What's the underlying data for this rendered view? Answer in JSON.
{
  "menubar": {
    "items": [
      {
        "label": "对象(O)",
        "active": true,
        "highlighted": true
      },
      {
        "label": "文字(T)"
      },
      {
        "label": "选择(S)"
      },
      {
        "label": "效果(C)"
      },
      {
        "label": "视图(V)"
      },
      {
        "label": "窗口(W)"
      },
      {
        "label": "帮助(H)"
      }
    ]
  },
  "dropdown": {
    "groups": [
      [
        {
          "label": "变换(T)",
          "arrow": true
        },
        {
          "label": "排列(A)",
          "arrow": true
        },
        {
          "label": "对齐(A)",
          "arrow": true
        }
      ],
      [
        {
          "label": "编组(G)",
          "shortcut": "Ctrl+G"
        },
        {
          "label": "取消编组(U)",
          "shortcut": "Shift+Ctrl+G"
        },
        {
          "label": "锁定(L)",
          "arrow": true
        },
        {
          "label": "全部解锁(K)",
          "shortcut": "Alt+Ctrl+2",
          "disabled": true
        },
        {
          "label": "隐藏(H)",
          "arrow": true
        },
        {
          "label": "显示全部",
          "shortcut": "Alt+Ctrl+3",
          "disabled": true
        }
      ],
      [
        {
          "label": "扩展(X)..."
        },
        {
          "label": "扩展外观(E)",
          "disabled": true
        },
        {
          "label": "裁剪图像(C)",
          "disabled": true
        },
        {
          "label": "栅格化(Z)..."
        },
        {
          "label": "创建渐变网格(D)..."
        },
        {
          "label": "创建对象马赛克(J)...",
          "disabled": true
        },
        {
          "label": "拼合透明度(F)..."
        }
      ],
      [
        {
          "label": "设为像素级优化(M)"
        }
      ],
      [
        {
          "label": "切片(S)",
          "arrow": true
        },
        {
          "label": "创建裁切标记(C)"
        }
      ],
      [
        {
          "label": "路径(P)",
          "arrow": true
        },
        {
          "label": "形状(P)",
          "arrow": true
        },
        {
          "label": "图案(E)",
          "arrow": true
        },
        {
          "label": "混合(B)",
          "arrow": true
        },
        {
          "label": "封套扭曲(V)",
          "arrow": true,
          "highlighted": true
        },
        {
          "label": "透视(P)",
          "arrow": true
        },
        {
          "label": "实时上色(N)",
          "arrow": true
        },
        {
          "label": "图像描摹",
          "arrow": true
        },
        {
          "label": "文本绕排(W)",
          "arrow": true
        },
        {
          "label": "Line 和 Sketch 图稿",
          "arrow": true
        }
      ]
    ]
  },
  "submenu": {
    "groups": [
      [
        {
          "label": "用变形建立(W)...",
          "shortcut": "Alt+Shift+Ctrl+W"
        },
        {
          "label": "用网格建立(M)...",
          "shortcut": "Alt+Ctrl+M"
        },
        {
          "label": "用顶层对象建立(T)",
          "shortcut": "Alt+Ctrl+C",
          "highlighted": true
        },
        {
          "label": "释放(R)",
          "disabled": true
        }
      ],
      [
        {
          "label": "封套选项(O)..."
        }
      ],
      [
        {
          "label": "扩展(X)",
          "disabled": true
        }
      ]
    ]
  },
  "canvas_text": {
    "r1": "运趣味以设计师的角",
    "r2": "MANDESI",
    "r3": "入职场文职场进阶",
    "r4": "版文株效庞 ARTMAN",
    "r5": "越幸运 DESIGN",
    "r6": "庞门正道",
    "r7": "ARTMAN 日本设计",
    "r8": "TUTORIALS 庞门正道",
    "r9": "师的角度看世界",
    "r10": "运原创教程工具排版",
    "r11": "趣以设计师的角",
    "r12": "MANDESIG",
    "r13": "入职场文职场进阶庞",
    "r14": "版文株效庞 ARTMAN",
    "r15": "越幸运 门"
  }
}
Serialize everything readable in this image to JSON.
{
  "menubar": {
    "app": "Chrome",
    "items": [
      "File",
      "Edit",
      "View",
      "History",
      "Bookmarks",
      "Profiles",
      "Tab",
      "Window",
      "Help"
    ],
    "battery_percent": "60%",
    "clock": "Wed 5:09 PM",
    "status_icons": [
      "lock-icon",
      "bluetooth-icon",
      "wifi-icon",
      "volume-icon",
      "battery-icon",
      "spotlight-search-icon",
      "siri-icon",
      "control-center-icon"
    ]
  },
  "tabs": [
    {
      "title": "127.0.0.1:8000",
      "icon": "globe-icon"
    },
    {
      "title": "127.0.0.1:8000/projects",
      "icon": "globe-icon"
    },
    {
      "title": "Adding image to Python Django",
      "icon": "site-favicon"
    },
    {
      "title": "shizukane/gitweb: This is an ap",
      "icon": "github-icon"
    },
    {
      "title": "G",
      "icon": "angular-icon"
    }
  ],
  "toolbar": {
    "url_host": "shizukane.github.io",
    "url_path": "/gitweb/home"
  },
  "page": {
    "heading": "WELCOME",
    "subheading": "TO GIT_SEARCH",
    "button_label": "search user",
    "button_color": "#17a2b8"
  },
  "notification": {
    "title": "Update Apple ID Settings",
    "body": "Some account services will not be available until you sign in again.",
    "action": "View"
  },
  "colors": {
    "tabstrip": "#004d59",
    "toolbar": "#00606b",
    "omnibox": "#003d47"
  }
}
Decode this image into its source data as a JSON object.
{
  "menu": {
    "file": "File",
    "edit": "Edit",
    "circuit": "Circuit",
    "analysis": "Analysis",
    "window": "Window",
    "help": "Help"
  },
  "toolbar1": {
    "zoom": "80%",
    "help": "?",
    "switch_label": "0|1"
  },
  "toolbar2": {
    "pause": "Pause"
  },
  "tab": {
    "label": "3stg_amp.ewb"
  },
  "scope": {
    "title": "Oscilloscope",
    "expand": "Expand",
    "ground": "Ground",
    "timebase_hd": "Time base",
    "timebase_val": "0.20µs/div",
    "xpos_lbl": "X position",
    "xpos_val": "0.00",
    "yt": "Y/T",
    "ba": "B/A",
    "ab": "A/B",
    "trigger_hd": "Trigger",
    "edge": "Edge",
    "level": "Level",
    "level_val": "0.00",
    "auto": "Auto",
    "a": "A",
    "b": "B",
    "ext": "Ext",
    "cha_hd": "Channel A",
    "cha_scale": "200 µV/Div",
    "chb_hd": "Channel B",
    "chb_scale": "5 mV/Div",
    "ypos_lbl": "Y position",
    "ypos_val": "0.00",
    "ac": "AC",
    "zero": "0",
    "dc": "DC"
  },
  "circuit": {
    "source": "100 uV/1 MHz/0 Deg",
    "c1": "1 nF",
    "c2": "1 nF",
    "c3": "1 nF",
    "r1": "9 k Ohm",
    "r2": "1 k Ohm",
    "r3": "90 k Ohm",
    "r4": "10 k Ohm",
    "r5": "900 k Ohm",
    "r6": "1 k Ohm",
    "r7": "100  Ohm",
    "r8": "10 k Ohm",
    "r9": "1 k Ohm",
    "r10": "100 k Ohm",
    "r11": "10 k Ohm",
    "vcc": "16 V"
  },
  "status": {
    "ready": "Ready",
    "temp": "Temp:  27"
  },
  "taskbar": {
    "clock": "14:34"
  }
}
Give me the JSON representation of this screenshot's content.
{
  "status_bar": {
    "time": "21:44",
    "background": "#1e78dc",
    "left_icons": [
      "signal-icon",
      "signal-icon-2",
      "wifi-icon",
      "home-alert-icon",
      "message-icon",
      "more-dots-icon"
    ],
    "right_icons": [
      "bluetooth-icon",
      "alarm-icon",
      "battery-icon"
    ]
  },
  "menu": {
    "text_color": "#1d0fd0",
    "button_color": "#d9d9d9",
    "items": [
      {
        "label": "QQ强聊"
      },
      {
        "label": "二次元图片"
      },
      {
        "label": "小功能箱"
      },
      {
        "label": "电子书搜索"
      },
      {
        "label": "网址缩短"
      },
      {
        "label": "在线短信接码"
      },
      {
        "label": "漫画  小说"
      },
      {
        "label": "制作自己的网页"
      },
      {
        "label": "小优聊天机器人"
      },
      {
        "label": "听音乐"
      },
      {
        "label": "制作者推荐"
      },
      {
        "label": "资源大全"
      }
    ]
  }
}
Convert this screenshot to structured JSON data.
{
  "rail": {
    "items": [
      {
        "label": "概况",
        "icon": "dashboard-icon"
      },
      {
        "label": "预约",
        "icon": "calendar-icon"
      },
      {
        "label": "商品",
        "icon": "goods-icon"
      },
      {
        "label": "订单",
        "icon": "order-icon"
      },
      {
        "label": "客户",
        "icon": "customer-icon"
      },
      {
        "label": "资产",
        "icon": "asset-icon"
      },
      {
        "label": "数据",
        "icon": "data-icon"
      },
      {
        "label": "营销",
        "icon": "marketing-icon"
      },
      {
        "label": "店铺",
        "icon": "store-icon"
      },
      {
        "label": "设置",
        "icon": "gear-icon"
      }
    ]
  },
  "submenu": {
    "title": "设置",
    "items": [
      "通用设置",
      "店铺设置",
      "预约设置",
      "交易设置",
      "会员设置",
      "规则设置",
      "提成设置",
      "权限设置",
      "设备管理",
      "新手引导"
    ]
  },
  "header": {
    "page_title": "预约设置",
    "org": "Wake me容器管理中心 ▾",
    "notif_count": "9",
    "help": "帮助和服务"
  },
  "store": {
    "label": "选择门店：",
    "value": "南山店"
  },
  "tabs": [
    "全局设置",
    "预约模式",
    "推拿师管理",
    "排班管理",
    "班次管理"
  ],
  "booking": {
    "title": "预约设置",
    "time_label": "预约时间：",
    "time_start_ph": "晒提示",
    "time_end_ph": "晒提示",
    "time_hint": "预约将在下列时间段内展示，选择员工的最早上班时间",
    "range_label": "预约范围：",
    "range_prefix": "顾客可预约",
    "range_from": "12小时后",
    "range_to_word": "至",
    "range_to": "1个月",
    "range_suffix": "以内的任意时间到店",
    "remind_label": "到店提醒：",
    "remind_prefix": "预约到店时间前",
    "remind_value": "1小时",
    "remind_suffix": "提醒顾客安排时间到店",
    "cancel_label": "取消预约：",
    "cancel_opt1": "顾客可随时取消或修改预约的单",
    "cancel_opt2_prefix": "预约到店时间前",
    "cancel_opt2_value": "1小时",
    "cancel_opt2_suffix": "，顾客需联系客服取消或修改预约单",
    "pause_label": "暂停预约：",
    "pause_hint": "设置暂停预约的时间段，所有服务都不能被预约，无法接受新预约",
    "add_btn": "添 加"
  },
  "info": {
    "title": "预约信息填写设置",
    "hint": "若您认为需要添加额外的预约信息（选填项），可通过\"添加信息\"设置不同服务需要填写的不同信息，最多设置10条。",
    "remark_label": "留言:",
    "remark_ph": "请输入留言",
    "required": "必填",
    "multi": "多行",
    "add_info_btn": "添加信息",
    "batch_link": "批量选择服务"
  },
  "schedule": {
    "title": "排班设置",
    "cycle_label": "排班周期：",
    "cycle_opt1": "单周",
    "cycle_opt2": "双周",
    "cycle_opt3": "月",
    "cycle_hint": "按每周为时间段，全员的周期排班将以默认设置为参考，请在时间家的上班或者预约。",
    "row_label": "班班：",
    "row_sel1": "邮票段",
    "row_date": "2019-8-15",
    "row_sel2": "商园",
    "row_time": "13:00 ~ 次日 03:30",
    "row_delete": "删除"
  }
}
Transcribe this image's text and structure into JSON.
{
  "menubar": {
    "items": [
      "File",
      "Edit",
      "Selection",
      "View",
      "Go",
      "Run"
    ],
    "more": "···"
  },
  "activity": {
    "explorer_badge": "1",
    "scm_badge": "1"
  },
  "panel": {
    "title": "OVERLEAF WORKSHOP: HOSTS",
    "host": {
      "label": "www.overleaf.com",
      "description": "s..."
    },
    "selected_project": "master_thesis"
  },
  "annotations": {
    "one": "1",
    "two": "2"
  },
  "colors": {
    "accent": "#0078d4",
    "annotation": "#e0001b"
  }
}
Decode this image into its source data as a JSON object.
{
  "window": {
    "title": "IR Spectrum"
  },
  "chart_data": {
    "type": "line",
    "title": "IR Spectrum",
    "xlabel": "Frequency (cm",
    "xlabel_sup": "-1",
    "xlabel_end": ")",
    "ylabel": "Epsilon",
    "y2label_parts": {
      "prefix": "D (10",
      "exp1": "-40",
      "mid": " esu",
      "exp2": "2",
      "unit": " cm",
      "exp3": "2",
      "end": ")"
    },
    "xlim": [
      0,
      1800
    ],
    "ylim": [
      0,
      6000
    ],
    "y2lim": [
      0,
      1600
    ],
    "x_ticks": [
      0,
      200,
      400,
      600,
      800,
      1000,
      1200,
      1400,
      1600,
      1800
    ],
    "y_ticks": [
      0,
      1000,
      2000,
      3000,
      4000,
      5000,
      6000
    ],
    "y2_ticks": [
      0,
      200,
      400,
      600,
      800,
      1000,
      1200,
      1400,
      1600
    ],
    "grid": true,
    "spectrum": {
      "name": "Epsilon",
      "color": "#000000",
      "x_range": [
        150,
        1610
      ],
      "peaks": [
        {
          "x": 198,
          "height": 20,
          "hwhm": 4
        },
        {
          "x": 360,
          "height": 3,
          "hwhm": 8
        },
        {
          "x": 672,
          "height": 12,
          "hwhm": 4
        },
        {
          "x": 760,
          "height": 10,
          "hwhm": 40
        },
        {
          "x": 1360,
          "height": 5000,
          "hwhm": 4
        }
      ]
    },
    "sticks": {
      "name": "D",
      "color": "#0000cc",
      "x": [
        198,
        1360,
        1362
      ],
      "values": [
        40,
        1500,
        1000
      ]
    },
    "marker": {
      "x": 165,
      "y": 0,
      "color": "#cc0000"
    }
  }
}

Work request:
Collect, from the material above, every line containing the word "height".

Completed task:
          "height": 20,
          "height": 3,
          "height": 12,
          "height": 10,
          "height": 5000,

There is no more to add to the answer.